3 months ago

Also, let me know your thoughts on 3D printed drugs! what do you think of its future? Will future drugs all be printed? 


Go to the profile of James Buckley
3 months ago

Hi Sun, this is such a great informative article. I was wondering if you think these 3D printing processes could be scaled up and whether this is currently possible or will require further developments in the field? 

Go to the profile of SUN JIERAN
3 months ago

Hi James. Thanks for the question. Scaling is, without doubt, an important issue for the manufacture of 3D printing techniques. Yet I think to answer your questions from my understanding, there are no obvious technical difficulties for the relatively fast and convenient printing processes of drug tablets. Yet as a newly-emerged technique, the companies are still seeking partners to prepare for the initial commercial-scale manufacturing given the specific requirements for the manufacturing environment and 3D printers.


Many of those drug-printing techniques focused on rare diseases as they provide more flexibilities with lower cost. That, to some extent, may also be related to the fact that the newborn techniques are looking for a way to enter the market, even with some printed drugs approved by the FDA.

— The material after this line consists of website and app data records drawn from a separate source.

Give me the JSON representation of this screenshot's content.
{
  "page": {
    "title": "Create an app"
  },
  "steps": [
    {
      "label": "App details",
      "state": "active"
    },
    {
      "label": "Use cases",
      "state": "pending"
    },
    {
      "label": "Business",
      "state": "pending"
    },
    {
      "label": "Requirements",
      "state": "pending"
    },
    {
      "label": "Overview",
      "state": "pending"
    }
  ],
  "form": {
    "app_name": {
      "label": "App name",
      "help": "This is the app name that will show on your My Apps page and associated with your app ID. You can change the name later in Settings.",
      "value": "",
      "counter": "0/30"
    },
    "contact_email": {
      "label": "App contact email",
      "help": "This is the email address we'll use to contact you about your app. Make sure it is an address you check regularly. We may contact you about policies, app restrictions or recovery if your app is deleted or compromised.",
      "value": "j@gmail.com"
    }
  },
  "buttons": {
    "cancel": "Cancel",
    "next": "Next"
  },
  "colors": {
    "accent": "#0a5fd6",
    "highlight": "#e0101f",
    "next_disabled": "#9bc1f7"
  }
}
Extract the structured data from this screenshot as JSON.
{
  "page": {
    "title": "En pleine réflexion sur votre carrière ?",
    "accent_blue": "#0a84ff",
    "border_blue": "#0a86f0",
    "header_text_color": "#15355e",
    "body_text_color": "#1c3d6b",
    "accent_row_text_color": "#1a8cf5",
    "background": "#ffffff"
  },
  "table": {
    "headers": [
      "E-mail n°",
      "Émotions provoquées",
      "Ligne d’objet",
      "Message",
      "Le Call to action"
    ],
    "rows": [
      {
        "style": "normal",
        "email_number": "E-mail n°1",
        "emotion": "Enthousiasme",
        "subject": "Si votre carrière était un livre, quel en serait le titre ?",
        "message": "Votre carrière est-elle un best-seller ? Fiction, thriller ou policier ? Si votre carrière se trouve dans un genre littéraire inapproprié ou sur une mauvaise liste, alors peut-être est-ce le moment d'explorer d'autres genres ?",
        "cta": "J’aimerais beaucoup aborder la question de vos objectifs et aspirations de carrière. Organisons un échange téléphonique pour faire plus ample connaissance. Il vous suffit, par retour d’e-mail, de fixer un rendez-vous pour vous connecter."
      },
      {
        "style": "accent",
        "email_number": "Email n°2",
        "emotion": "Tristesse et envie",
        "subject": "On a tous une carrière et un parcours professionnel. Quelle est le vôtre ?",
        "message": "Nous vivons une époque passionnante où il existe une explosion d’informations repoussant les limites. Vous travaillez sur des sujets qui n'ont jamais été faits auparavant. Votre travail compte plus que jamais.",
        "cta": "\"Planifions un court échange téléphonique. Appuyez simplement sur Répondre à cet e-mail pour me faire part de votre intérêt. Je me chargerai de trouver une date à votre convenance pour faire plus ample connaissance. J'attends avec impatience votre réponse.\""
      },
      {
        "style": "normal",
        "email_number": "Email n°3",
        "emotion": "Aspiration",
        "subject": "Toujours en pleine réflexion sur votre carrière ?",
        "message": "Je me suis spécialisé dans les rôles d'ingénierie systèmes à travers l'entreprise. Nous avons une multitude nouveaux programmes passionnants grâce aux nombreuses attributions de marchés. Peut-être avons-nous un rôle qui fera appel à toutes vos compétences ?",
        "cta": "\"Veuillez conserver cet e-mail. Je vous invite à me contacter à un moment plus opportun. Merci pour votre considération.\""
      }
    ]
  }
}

I found this article may be relevant to your comment and also check this out if you want to learn more about the printing techniques.


Lemme know your thoughts! :))